8) Ginger to Soothe the Stomach
Ginger is a great anti-nausea remedy. If you know your dog suffers from car sickness and is in good health, consider giving your pet a little ginger before getting in the car. Avoid ginger if your pet is pregnant or lactating, has a bleeding disorder or heart condition, has a fever, is undergoing any treatment, is on any medications, and/or if he will be having surgery. Consult your vet for any questions.
How To Introduce A Puppy To The Car To Avoid Car Sickness
When re-introducing the car, it’s important to take your time. Don’t skip steps and don’t rush the process. Your puppy needs to be comfortable at one step before going on to the next.
Unfortunately, this can be traumatic since you’re taking him away from his mother and littermates as well as his first human family. Although you may already be in love with this fuzzy little creature, he could be frightened. This fright can lead to a fear of cars, riding in the car, and ultimately car sickness. That’s not the best way to begin his new life. Thankfully, though, you can help your puppy.
Ask The Breeder To Feed Your Pup A Small Meal
When you go pick up your new puppy, ask the breeder or foster to give the puppy a small meal ahead of time. A full meal could lead to an upset stomach so a small meal (maybe one-quarter of the normal meal) can tide your puppy over until you get home.
Use A Secure Crate In the Backseat
For his safety, the puppy should ride in a crate. Although most new puppy owners prefer to hold the puppy in their arms, it’s not safe. Not only can the puppy be endangered in sudden stops or in an accident, the puppy is more likely to be frightened at the scenery zipping by, and watching all these things could also lead to an upset tummy. Plus, should he panic and wiggle out of your arms, he could hurt himself or interfere with the driver. You can snuggle him later, but for his sake, on the ride home put him in a crate.

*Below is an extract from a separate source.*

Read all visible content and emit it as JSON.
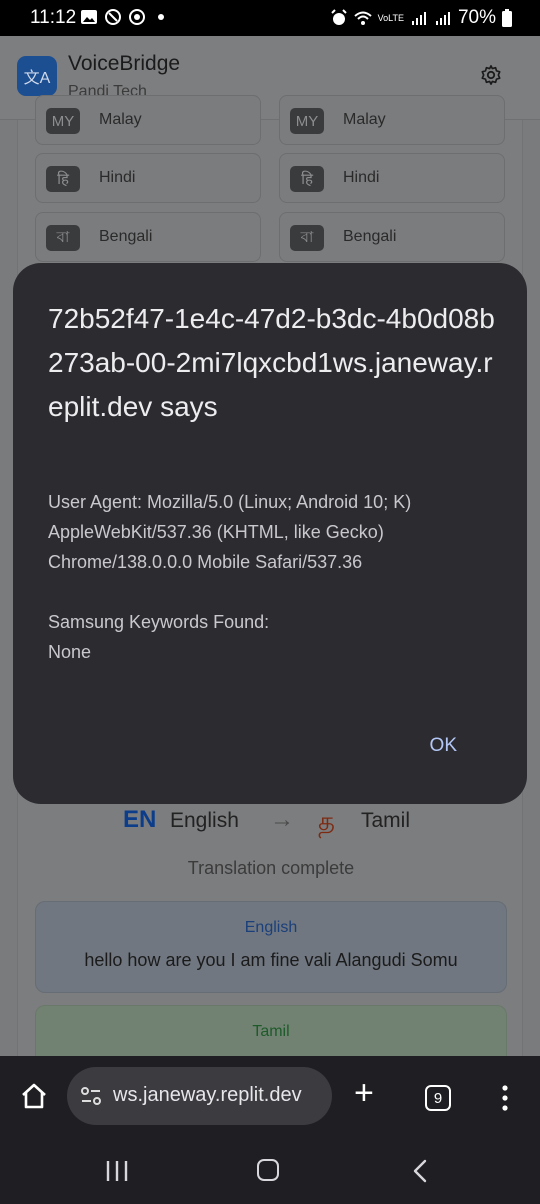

Place the crate in the back seat where it can be secured with a seat belt or tie-down so it will ride without too much jostling. If possible, have the crate opening facing so an air vent will blow across the front. You don’t want the air conditioning to blow there on full/cold but the puppy will do better with some airflow.
Drive Your Puppy Straight Home
Once you have your puppy, drive straight home. Don’t go visit anyone, don’t go shopping, and don’t make any side trips. Just go home. Let the puppy settle in before he goes visiting anyone.
Other Helpful Travel Resources When Taking Your Pet With You
If you’re thinking about vacation or need to make a long road trip for any reason, check out these articles we think you’ll appreciate.